Try it >> Ignoring the pictures, copy the data exactly.

Content starts

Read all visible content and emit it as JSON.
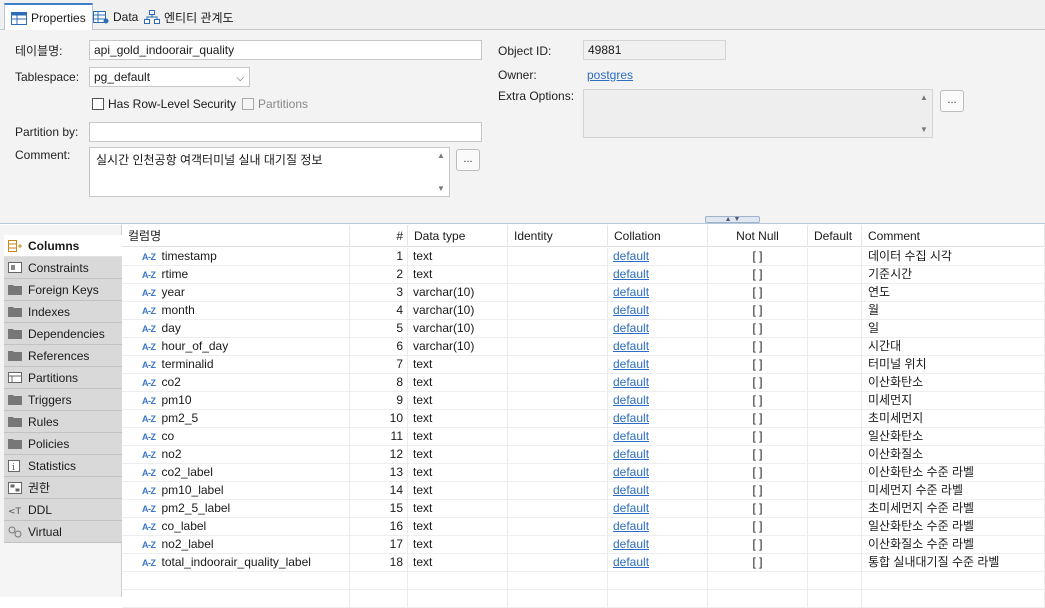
{
  "tabs": [
    {
      "label": "Properties",
      "icon": "table-icon"
    },
    {
      "label": "Data",
      "icon": "grid-data-icon"
    },
    {
      "label": "엔티티 관계도",
      "icon": "diagram-icon"
    }
  ],
  "props": {
    "table_name_label": "테이블명:",
    "table_name": "api_gold_indoorair_quality",
    "tablespace_label": "Tablespace:",
    "tablespace": "pg_default",
    "row_level_security_label": "Has Row-Level Security",
    "partitions_label": "Partitions",
    "partition_by_label": "Partition by:",
    "partition_by": "",
    "comment_label": "Comment:",
    "comment": "실시간 인천공항 여객터미널 실내 대기질 정보",
    "object_id_label": "Object ID:",
    "object_id": "49881",
    "owner_label": "Owner:",
    "owner": "postgres",
    "extra_options_label": "Extra Options:",
    "dots_label": "..."
  },
  "sidebar": [
    {
      "label": "Columns",
      "icon": "columns-icon"
    },
    {
      "label": "Constraints",
      "icon": "constraints-icon"
    },
    {
      "label": "Foreign Keys",
      "icon": "folder-icon"
    },
    {
      "label": "Indexes",
      "icon": "folder-icon"
    },
    {
      "label": "Dependencies",
      "icon": "folder-icon"
    },
    {
      "label": "References",
      "icon": "folder-icon"
    },
    {
      "label": "Partitions",
      "icon": "partitions-icon"
    },
    {
      "label": "Triggers",
      "icon": "folder-icon"
    },
    {
      "label": "Rules",
      "icon": "folder-icon"
    },
    {
      "label": "Policies",
      "icon": "folder-icon"
    },
    {
      "label": "Statistics",
      "icon": "info-icon"
    },
    {
      "label": "권한",
      "icon": "permissions-icon"
    },
    {
      "label": "DDL",
      "icon": "ddl-icon"
    },
    {
      "label": "Virtual",
      "icon": "virtual-icon"
    }
  ],
  "columns_table": {
    "headers": [
      "컬럼명",
      "#",
      "Data type",
      "Identity",
      "Collation",
      "Not Null",
      "Default",
      "Comment"
    ],
    "type_badge": "A-Z",
    "rows": [
      {
        "name": "timestamp",
        "num": "1",
        "type": "text",
        "collation": "default",
        "not_null": "[ ]",
        "comment": "데이터 수집 시각"
      },
      {
        "name": "rtime",
        "num": "2",
        "type": "text",
        "collation": "default",
        "not_null": "[ ]",
        "comment": "기준시간"
      },
      {
        "name": "year",
        "num": "3",
        "type": "varchar(10)",
        "collation": "default",
        "not_null": "[ ]",
        "comment": "연도"
      },
      {
        "name": "month",
        "num": "4",
        "type": "varchar(10)",
        "collation": "default",
        "not_null": "[ ]",
        "comment": "월"
      },
      {
        "name": "day",
        "num": "5",
        "type": "varchar(10)",
        "collation": "default",
        "not_null": "[ ]",
        "comment": "일"
      },
      {
        "name": "hour_of_day",
        "num": "6",
        "type": "varchar(10)",
        "collation": "default",
        "not_null": "[ ]",
        "comment": "시간대"
      },
      {
        "name": "terminalid",
        "num": "7",
        "type": "text",
        "collation": "default",
        "not_null": "[ ]",
        "comment": "터미널 위치"
      },
      {
        "name": "co2",
        "num": "8",
        "type": "text",
        "collation": "default",
        "not_null": "[ ]",
        "comment": "이산화탄소"
      },
      {
        "name": "pm10",
        "num": "9",
        "type": "text",
        "collation": "default",
        "not_null": "[ ]",
        "comment": "미세먼지"
      },
      {
        "name": "pm2_5",
        "num": "10",
        "type": "text",
        "collation": "default",
        "not_null": "[ ]",
        "comment": "초미세먼지"
      },
      {
        "name": "co",
        "num": "11",
        "type": "text",
        "collation": "default",
        "not_null": "[ ]",
        "comment": "일산화탄소"
      },
      {
        "name": "no2",
        "num": "12",
        "type": "text",
        "collation": "default",
        "not_null": "[ ]",
        "comment": "이산화질소"
      },
      {
        "name": "co2_label",
        "num": "13",
        "type": "text",
        "collation": "default",
        "not_null": "[ ]",
        "comment": "이산화탄소 수준 라벨"
      },
      {
        "name": "pm10_label",
        "num": "14",
        "type": "text",
        "collation": "default",
        "not_null": "[ ]",
        "comment": "미세먼지 수준 라벨"
      },
      {
        "name": "pm2_5_label",
        "num": "15",
        "type": "text",
        "collation": "default",
        "not_null": "[ ]",
        "comment": "초미세먼지 수준 라벨"
      },
      {
        "name": "co_label",
        "num": "16",
        "type": "text",
        "collation": "default",
        "not_null": "[ ]",
        "comment": "일산화탄소 수준 라벨"
      },
      {
        "name": "no2_label",
        "num": "17",
        "type": "text",
        "collation": "default",
        "not_null": "[ ]",
        "comment": "이산화질소 수준 라벨"
      },
      {
        "name": "total_indoorair_quality_label",
        "num": "18",
        "type": "text",
        "collation": "default",
        "not_null": "[ ]",
        "comment": "통합 실내대기질 수준 라벨"
      }
    ]
  }
}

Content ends

Answer to this problem >>
Read all visible content and emit it as JSON.
{
  "tabs": [
    {
      "label": "Properties",
      "icon": "table-icon"
    },
    {
      "label": "Data",
      "icon": "grid-data-icon"
    },
    {
      "label": "엔티티 관계도",
      "icon": "diagram-icon"
    }
  ],
  "props": {
    "table_name_label": "테이블명:",
    "table_name": "api_gold_indoorair_quality",
    "tablespace_label": "Tablespace:",
    "tablespace": "pg_default",
    "row_level_security_label": "Has Row-Level Security",
    "partitions_label": "Partitions",
    "partition_by_label": "Partition by:",
    "partition_by": "",
    "comment_label": "Comment:",
    "comment": "실시간 인천공항 여객터미널 실내 대기질 정보",
    "object_id_label": "Object ID:",
    "object_id": "49881",
    "owner_label": "Owner:",
    "owner": "postgres",
    "extra_options_label": "Extra Options:",
    "dots_label": "..."
  },
  "sidebar": [
    {
      "label": "Columns",
      "icon": "columns-icon"
    },
    {
      "label": "Constraints",
      "icon": "constraints-icon"
    },
    {
      "label": "Foreign Keys",
      "icon": "folder-icon"
    },
    {
      "label": "Indexes",
      "icon": "folder-icon"
    },
    {
      "label": "Dependencies",
      "icon": "folder-icon"
    },
    {
      "label": "References",
      "icon": "folder-icon"
    },
    {
      "label": "Partitions",
      "icon": "partitions-icon"
    },
    {
      "label": "Triggers",
      "icon": "folder-icon"
    },
    {
      "label": "Rules",
      "icon": "folder-icon"
    },
    {
      "label": "Policies",
      "icon": "folder-icon"
    },
    {
      "label": "Statistics",
      "icon": "info-icon"
    },
    {
      "label": "권한",
      "icon": "permissions-icon"
    },
    {
      "label": "DDL",
      "icon": "ddl-icon"
    },
    {
      "label": "Virtual",
      "icon": "virtual-icon"
    }
  ],
  "columns_table": {
    "headers": [
      "컬럼명",
      "#",
      "Data type",
      "Identity",
      "Collation",
      "Not Null",
      "Default",
      "Comment"
    ],
    "type_badge": "A-Z",
    "rows": [
      {
        "name": "timestamp",
        "num": "1",
        "type": "text",
        "collation": "default",
        "not_null": "[ ]",
        "comment": "데이터 수집 시각"
      },
      {
        "name": "rtime",
        "num": "2",
        "type": "text",
        "collation": "default",
        "not_null": "[ ]",
        "comment": "기준시간"
      },
      {
        "name": "year",
        "num": "3",
        "type": "varchar(10)",
        "collation": "default",
        "not_null": "[ ]",
        "comment": "연도"
      },
      {
        "name": "month",
        "num": "4",
        "type": "varchar(10)",
        "collation": "default",
        "not_null": "[ ]",
        "comment": "월"
      },
      {
        "name": "day",
        "num": "5",
        "type": "varchar(10)",
        "collation": "default",
        "not_null": "[ ]",
        "comment": "일"
      },
      {
        "name": "hour_of_day",
        "num": "6",
        "type": "varchar(10)",
        "collation": "default",
        "not_null": "[ ]",
        "comment": "시간대"
      },
      {
        "name": "terminalid",
        "num": "7",
        "type": "text",
        "collation": "default",
        "not_null": "[ ]",
        "comment": "터미널 위치"
      },
      {
        "name": "co2",
        "num": "8",
        "type": "text",
        "collation": "default",
        "not_null": "[ ]",
        "comment": "이산화탄소"
      },
      {
        "name": "pm10",
        "num": "9",
        "type": "text",
        "collation": "default",
        "not_null": "[ ]",
        "comment": "미세먼지"
      },
      {
        "name": "pm2_5",
        "num": "10",
        "type": "text",
        "collation": "default",
        "not_null": "[ ]",
        "comment": "초미세먼지"
      },
      {
        "name": "co",
        "num": "11",
        "type": "text",
        "collation": "default",
        "not_null": "[ ]",
        "comment": "일산화탄소"
      },
      {
        "name": "no2",
        "num": "12",
        "type": "text",
        "collation": "default",
        "not_null": "[ ]",
        "comment": "이산화질소"
      },
      {
        "name": "co2_label",
        "num": "13",
        "type": "text",
        "collation": "default",
        "not_null": "[ ]",
        "comment": "이산화탄소 수준 라벨"
      },
      {
        "name": "pm10_label",
        "num": "14",
        "type": "text",
        "collation": "default",
        "not_null": "[ ]",
        "comment": "미세먼지 수준 라벨"
      },
      {
        "name": "pm2_5_label",
        "num": "15",
        "type": "text",
        "collation": "default",
        "not_null": "[ ]",
        "comment": "초미세먼지 수준 라벨"
      },
      {
        "name": "co_label",
        "num": "16",
        "type": "text",
        "collation": "default",
        "not_null": "[ ]",
        "comment": "일산화탄소 수준 라벨"
      },
      {
        "name": "no2_label",
        "num": "17",
        "type": "text",
        "collation": "default",
        "not_null": "[ ]",
        "comment": "이산화질소 수준 라벨"
      },
      {
        "name": "total_indoorair_quality_label",
        "num": "18",
        "type": "text",
        "collation": "default",
        "not_null": "[ ]",
        "comment": "통합 실내대기질 수준 라벨"
      }
    ]
  }
}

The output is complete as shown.